The peoples of Iraq may not yet have a force like the NLF. But I do have to agree with many observers that the insurrectionary events of the past week are eerily reminiscent of the 1968 Tet Offensive in Vietnam.
The U.S. eventually retook the positions lost to the NLF during that campaign. But Tet was a great turning point in the Vietnam war. That’s when it became clear to sections of the U.S. Establishment, as well as millions of Americans back home, that there was no chance of any kind of acceptable "victory" in Vietnam. U.S. participation on the ground dragged on another five years but never recovered from their nominal defeat of the enemy during Tet.
Help Wanted: An Opposition
We have not yet seen signs of serious rifts over Iraq in ruling circles. Nor has a mass antiwar movement resembling the Tet era yet emerged in the U.S. We haven’t even seen much success for self-proclaimed "peace candidates," such as Robert Kennedy and Eugene McCarthy in 1968.
This morning’s Los Angeles Times provides a fair assessment of the presumptive Democrat challenger to Bush,
"John F. Kerry is assembling a network of foreign policy advisors more hawkish than most Democrats but more skeptical of military solutions in the struggle against terrorism than the team surrounding President Bush...
"...insiders believe those with the most influence on the presumptive Democratic presidential nominee tend to be advisors who support the forceful use of military power, including in Iraq, yet place a much higher priority than Bush and his team on maintaining support among allies.
"Early speculation about who might serve as Kerry's secretary of State centers mostly on candidates who fit that description: Richard C. Holbrooke and Samuel R. "Sandy" Berger, former top officials in the Clinton administration; Sen. Joseph R. Biden Jr. (D-Del.), the ranking Democrat on the Foreign Relations Committee; and, more distantly, Sen. Chuck Hagel (R-Neb.)
"‘I think the mantra of the Democratic thinkers is, 'Together if possible, alone if absolutely necessary,'’ said James P. Rubin, a former senior Clinton official who is joining the Kerry campaign as a top foreign policy advisor."
This explains why the main "opposition" candidate tried to talk mostly about jobs and budget deficits during this week of comparisons to Tet.
The choice is clear:

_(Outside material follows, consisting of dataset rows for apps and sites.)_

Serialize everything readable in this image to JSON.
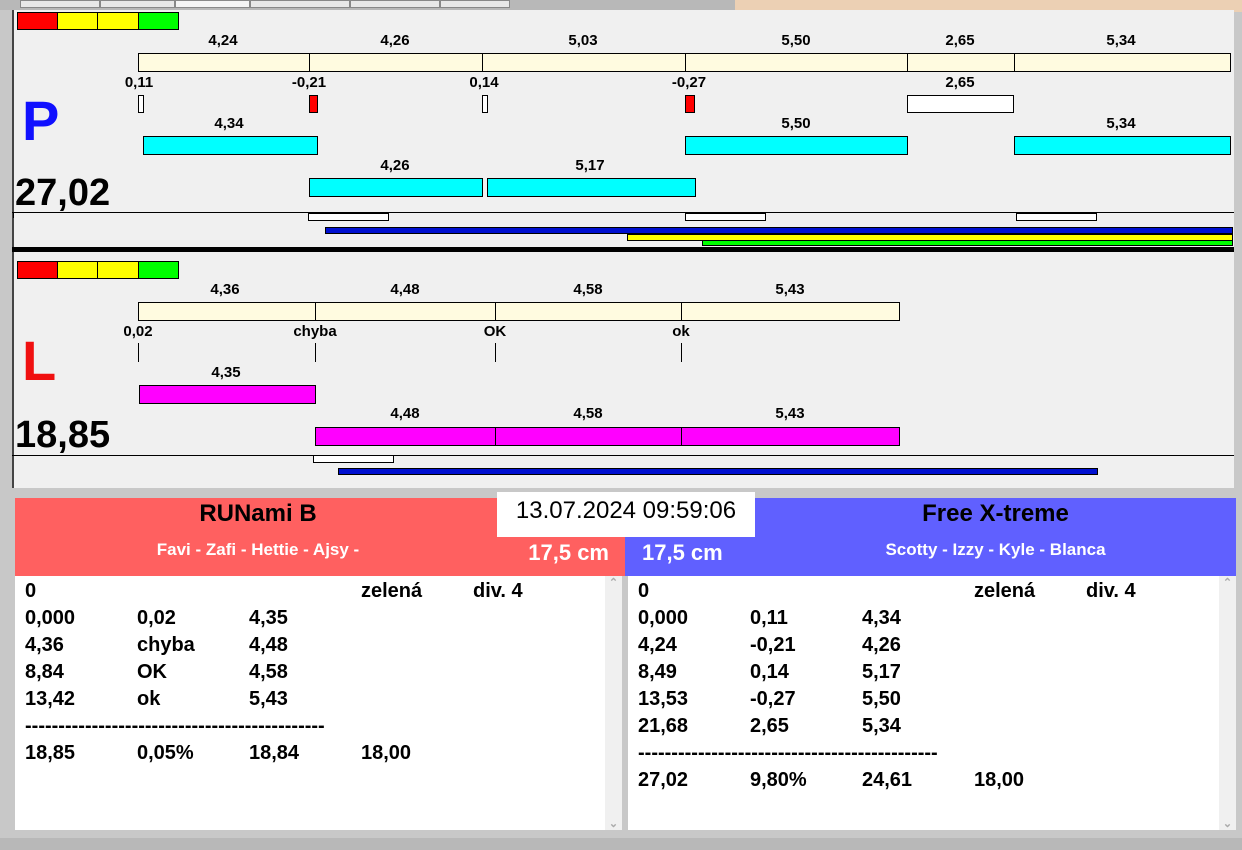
{
  "colors": {
    "red": "#ff0000",
    "yellow": "#ffff00",
    "green": "#00ff00",
    "cyan": "#00ffff",
    "magenta": "#ff00ff",
    "left_team": "#ff6060",
    "right_team": "#6060ff"
  },
  "P": {
    "side": "P",
    "total": "27,02",
    "segments": [
      "4,24",
      "4,26",
      "5,03",
      "5,50",
      "2,65",
      "5,34"
    ],
    "diffs": [
      "0,11",
      "-0,21",
      "0,14",
      "-0,27",
      "2,65"
    ],
    "row1": [
      "4,34",
      "5,50",
      "5,34"
    ],
    "row2": [
      "4,26",
      "5,17"
    ]
  },
  "L": {
    "side": "L",
    "total": "18,85",
    "segments": [
      "4,36",
      "4,48",
      "4,58",
      "5,43"
    ],
    "marks": [
      "0,02",
      "chyba",
      "OK",
      "ok"
    ],
    "row1": [
      "4,35"
    ],
    "row2": [
      "4,48",
      "4,58",
      "5,43"
    ]
  },
  "datetime": "13.07.2024 09:59:06",
  "left_team": {
    "name": "RUNami B",
    "members": "Favi - Zafi - Hettie - Ajsy -",
    "distance": "17,5 cm",
    "rows": [
      [
        "0",
        "",
        "",
        "zelená",
        "div. 4"
      ],
      [
        "0,000",
        "0,02",
        "4,35",
        "",
        ""
      ],
      [
        "4,36",
        "chyba",
        "4,48",
        "",
        ""
      ],
      [
        "8,84",
        "OK",
        "4,58",
        "",
        ""
      ],
      [
        "13,42",
        "ok",
        "5,43",
        "",
        ""
      ],
      [
        "---------------------------------------------",
        "",
        "",
        "",
        ""
      ],
      [
        "18,85",
        "0,05%",
        "18,84",
        "18,00",
        ""
      ]
    ]
  },
  "right_team": {
    "name": "Free X-treme",
    "members": "Scotty - Izzy - Kyle - Blanca",
    "distance": "17,5 cm",
    "rows": [
      [
        "0",
        "",
        "",
        "zelená",
        "div. 4"
      ],
      [
        "0,000",
        "0,11",
        "4,34",
        "",
        ""
      ],
      [
        "4,24",
        "-0,21",
        "4,26",
        "",
        ""
      ],
      [
        "8,49",
        "0,14",
        "5,17",
        "",
        ""
      ],
      [
        "13,53",
        "-0,27",
        "5,50",
        "",
        ""
      ],
      [
        "21,68",
        "2,65",
        "5,34",
        "",
        ""
      ],
      [
        "---------------------------------------------",
        "",
        "",
        "",
        ""
      ],
      [
        "27,02",
        "9,80%",
        "24,61",
        "18,00",
        ""
      ]
    ]
  }
}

If you favor the sole superpower going it alone to build an empire subjugating other nations, vote for Bush.
If you favor a U.S. policy giving a piece of the action to junior partners in imperialism while carrying out joint operations to subjugate other nations, vote for Kerry.
If you are like me and don’t feel like supporting either of these options then I urge you to ignore this farce. Instead let’s concentrate on building a labor component of a needed antiwar movement. Let’s start building a future genuine opposition through the Labor Party.
Feel Good Of the Week—Wal-Mart
While unions have had little success in organizing Wal-Mart operations they have been a thorn in the side to America’s biggest employer expanding into some communities. In Inglewood, California Wal-Mart decided to not accept no from city officials to development plans. Using the state’s "democratic" ballot initiative laws they took their case to the voters. The Walton gang spent big bucks during the campaign. Unions lined up support from not only four of the five members of the city council; they also brought in big names such as Jesse Jackson and Maxine Waters. In the end voters decided to pass up "where America shops," by a 2-1 margin.